Kings of Convenience

Declaration of Dependence


Review By Sarah Charrouf

Kings of Convenience - Declaration of Dependence
Kings of Convenience – Declaration of Dependence

The makers of Ambien could go out of business if artists like Kings of Convenience were further popularized. But really, fans couldn’t hope for more from the long awaited third album by the Norwegian folk duo. With just two guitars and two comely voices, Erlend Øye and Eirik Glambek guide their listeners through an acoustic soundscape. Declaration of Dependence is devoid of any percussion and would be well suited between Belle & Sebastien’s The Boy with the Arab Strap and Bon Iver’s For Emma, Forever Ago.
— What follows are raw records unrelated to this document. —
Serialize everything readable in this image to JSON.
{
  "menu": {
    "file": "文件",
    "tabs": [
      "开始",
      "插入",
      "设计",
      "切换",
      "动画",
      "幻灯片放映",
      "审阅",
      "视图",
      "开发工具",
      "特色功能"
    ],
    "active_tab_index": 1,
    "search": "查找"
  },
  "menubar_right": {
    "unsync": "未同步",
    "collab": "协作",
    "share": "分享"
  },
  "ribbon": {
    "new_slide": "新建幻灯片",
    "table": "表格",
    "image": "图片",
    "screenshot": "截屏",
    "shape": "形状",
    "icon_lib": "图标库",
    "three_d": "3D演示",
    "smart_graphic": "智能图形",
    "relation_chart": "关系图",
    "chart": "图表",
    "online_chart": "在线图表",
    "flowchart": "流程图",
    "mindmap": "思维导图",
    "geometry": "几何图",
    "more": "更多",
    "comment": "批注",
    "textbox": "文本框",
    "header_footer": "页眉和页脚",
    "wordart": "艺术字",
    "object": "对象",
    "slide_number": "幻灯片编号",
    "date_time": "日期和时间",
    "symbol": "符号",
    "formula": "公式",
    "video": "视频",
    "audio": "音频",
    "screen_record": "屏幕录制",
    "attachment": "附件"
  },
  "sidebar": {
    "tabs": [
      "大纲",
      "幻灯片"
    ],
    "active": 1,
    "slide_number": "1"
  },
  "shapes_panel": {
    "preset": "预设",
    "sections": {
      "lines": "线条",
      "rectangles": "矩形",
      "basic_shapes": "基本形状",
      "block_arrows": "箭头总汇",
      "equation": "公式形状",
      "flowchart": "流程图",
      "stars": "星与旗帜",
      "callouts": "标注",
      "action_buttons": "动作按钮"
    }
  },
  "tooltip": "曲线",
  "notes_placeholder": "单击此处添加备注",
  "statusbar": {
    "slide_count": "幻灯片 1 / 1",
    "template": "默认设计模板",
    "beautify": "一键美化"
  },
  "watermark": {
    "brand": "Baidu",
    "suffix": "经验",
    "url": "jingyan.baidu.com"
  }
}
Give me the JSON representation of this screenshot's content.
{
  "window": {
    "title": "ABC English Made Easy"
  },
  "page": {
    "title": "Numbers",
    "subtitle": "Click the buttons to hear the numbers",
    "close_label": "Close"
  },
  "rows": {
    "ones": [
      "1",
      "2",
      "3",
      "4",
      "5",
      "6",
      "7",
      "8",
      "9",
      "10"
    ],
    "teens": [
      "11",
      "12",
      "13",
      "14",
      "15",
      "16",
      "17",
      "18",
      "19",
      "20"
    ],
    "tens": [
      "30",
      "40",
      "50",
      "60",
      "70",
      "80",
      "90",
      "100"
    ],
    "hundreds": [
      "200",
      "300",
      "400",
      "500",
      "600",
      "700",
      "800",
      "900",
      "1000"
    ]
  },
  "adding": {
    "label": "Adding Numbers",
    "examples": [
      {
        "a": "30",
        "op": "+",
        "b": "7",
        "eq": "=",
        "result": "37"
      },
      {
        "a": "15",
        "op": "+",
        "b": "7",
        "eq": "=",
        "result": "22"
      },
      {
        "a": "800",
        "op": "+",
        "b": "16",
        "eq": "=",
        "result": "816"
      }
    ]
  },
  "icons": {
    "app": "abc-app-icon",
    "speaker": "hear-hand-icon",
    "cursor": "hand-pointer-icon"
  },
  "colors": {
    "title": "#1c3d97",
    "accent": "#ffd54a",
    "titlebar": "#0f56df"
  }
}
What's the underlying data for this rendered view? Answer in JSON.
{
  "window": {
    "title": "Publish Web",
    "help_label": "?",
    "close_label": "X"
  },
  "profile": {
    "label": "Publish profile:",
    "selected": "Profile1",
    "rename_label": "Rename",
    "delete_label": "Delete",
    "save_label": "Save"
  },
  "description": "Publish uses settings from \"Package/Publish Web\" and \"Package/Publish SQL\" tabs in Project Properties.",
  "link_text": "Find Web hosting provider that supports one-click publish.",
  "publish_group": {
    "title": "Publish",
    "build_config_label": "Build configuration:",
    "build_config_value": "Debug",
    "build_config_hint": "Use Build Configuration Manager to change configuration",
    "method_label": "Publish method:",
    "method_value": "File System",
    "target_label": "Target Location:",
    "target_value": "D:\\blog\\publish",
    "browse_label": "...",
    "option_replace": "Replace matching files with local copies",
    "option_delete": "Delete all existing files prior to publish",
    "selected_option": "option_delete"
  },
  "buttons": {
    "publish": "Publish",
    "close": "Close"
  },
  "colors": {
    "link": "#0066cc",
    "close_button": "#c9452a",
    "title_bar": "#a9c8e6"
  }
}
The album opens up with a single classical guitar melody and two kind voices that will stop what you’re doing and remind you of your favourite lover. Pretty like an autumn leaf, this song is made of nothing more than finger picking and gentle lyrics of escape. Unfortunately, this alluring and peaceful track is stomped on by the next which is much more upbeat in a place where upbeat just doesn’t belong. Lyrics like “Hey Baby / Mrs. Cold / Acting so tough / Didn’t know you had it in you to be hurt at all” are not soothing, but rather distracting alongside the poppy finger plucking jazzy beats that you get tired of well before the three-minute song expires. If you don’t turn off the tape, you’ll be greeted by “My Ship Isn’t Pretty,” the sad sixth song that’s remarkably hard to turn your attention away from. It’s slow, melodic, deserted and hungry. The song, featuring the perfect harmony between Øye and Glambek’s voices, leaves you feeling heart-wrenched and empty, yet not unhappy to be so.

Just as it started, and just as throughout, the album ends on a delicate note with “Scars on Land.” How much can two people really do with two guitars and folk fingers? The album isn’t dynamic enough to leave you wanting more, but there’s enough content to hold the attention of anyone looking to feed their heartbreak—enough to keep you content while drinking wine and bantering with an old friend.